When you have the beginnings of an answer – your ‘One Thing’ – you’ll know where to put disproportionate amounts of time and energy. You’ll also shed the fear that comes with letting others areas get out of balance.
3. Master The Art Of Saying “No”
Here’s another great quote from the book:
“You can’t please everyone, so don’t try. When you do try, the one person you won’t please is yourself!”
Much of the book revolves around this core idea – that saying “no” isn’t an optional skill, but a crucial practice to cultivate.
This is true whether talking about the immediate/short-term demands on our attention, right through to the bigger life decisions.
When it comes to mastering the art of saying no, Keller explains there are often a few mental hurdles to clear. Here are some of them:
- Drop the idea that everything matters equally: the older we get, the more tasks and priorities are piled onto our plates. We feel there’s so much that ‘must’ get done. We run the risk of believing they’re all equally important/urgent. But the squeaky wheel shouldn’t keep getting the grease – usually, the quieter things need the most TLC. Identify and carve out dedicated time for your ‘One Thing’ each day. Protect it fiercely.
- Learn to say ‘later’ or ‘never’: until your most important work is done, it’s pivotal to say no. The ‘no’ can be dressed up in however you see fit – delegating, negotiating, respectfully declining. The important thing is, if there’s a chance saying yes could derail you, be wary. Every time you say yes, you incur a very real cost. Not just in time, but in a more important resource – energy.
- Embrace the chaos of no: the more you address what is truly important, the more pressure will mount for you to address everything you’ve put on hold. Not that you should neglect important responsibilities in your life, just don’t be a victim of circumstance. Get uncomfortable with a little chaos here and there. Let it build up around you while you focus on your most important work.
Here’s My One Thing
Right now, my ‘One Thing’ is helping people find work they find energising. I want them to wake up and truly look forward to the day ahead. And to feel they have so much to give that they don’t even know where to start.
Is that too much to ask?
In my career as a doctor, I used to think so.
I would wake up feeling dread, anxiety or even apathy for my work. Being a hardworking person, I couldn’t understand why I felt this way. From the outside things were going well, but on the inside I was dying.
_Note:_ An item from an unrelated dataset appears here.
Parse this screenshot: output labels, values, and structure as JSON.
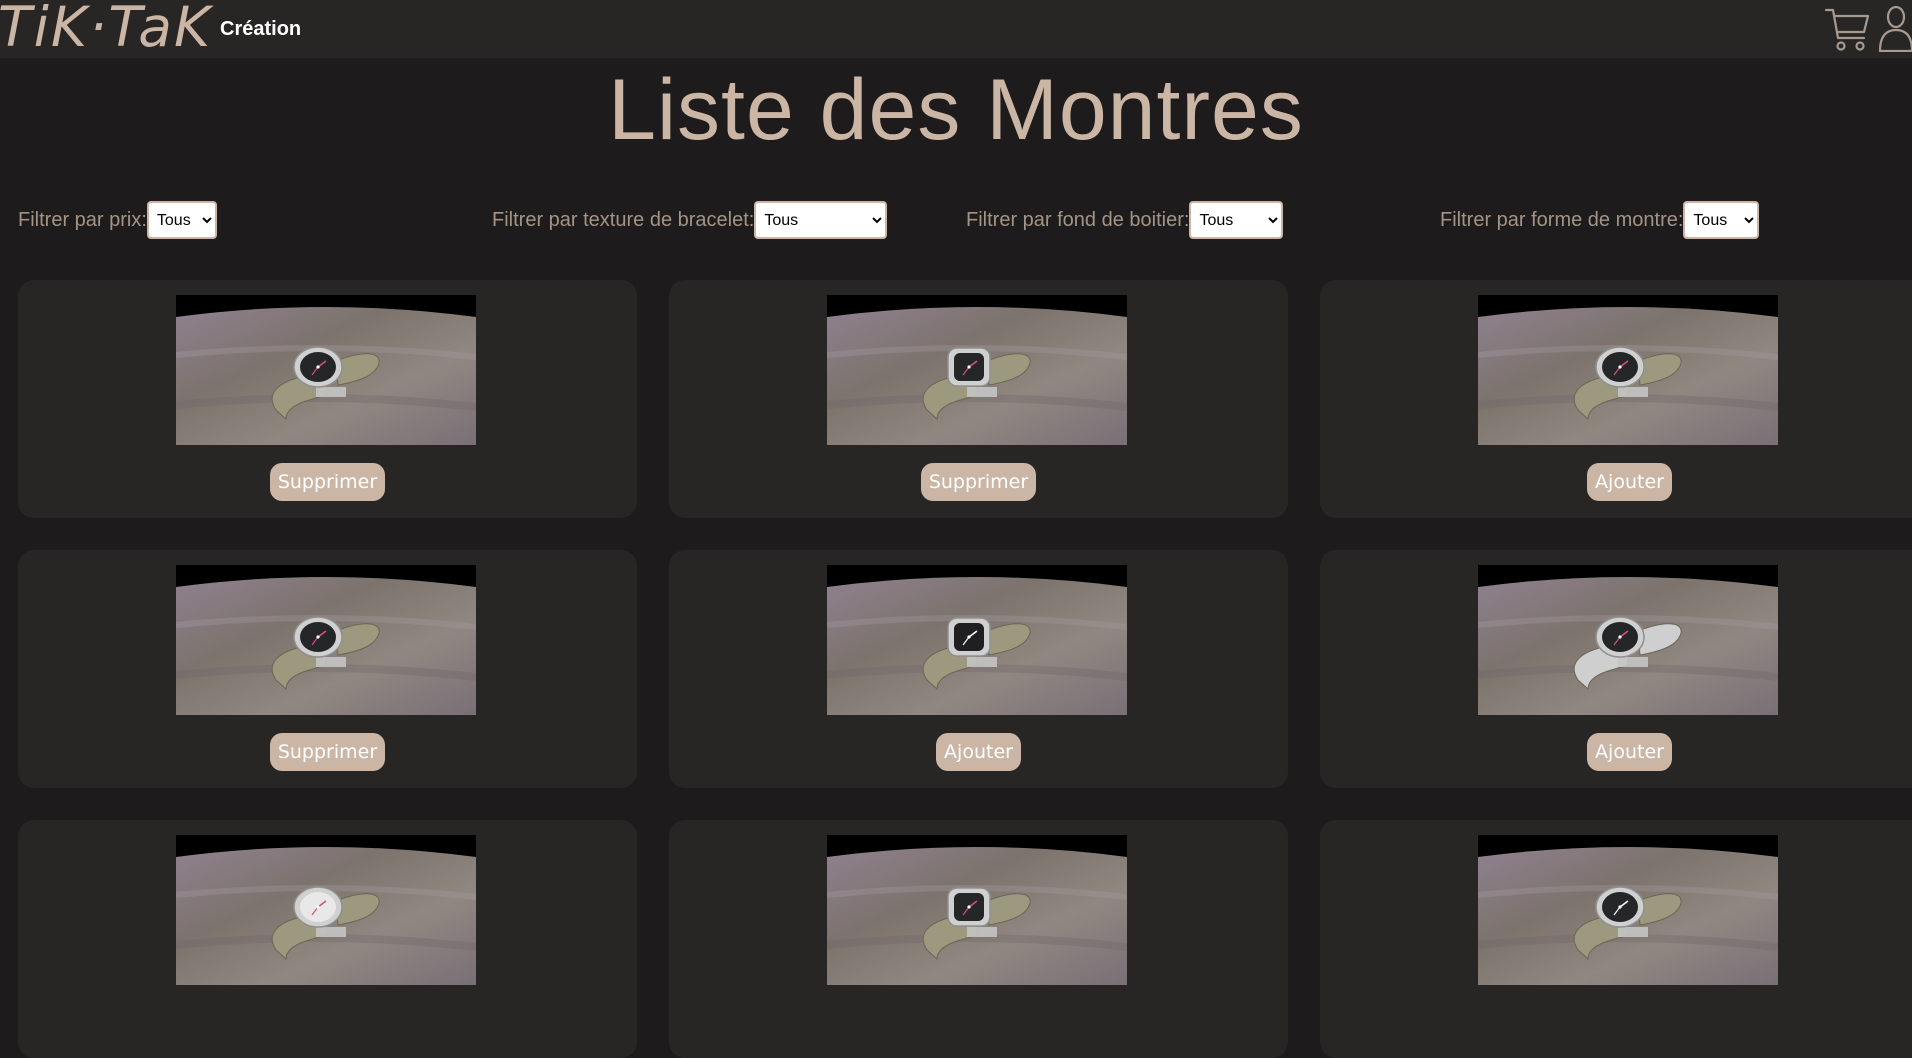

I could sense carrying on wasn’t going to release my potential, that my unique blend of strengths was being stifled. I made a commitment to listen to myself and follow my One Thing. And right now, it’s helping people to find theirs.
It took months of deliberation, but I said a firm ‘no’ to medicine, knowing it had never been something I actually wanted, but something I thought would impress others or make them proud.
And it hasn’t been easy, but I’ve continued saying ‘no’ to promising opportunities that have threatened to distract me from building towards that reality.
While the concept of a ‘One Thing’ is a useful tool, don’t get too hung up on there being literally One. You might have two or three things going on – each to their own. I’ve decided that writing and coaching are my ‘One Things’. As long you aren’t spreading yourself too thin, it’s all good. If you can find synergy between your goals, even better.
As I keep taking action and reflecting on my decisions, I fully expect my One Thing to evolve. It may even shift in a completely new direction. The key point is to keep checking-in to see if a course correction is needed.
When it comes to your career, stay curious. Maybe it’ll turn out you want to delve deeper into an area of your existing work. Maybe you’ll realise a 180-degree flip is needed. Or maybe you need to take a long, winding detour before heading back to your original destination later on.
So, what’s your ONE thing?
And to make your One Thing happen, what do you need to say no to?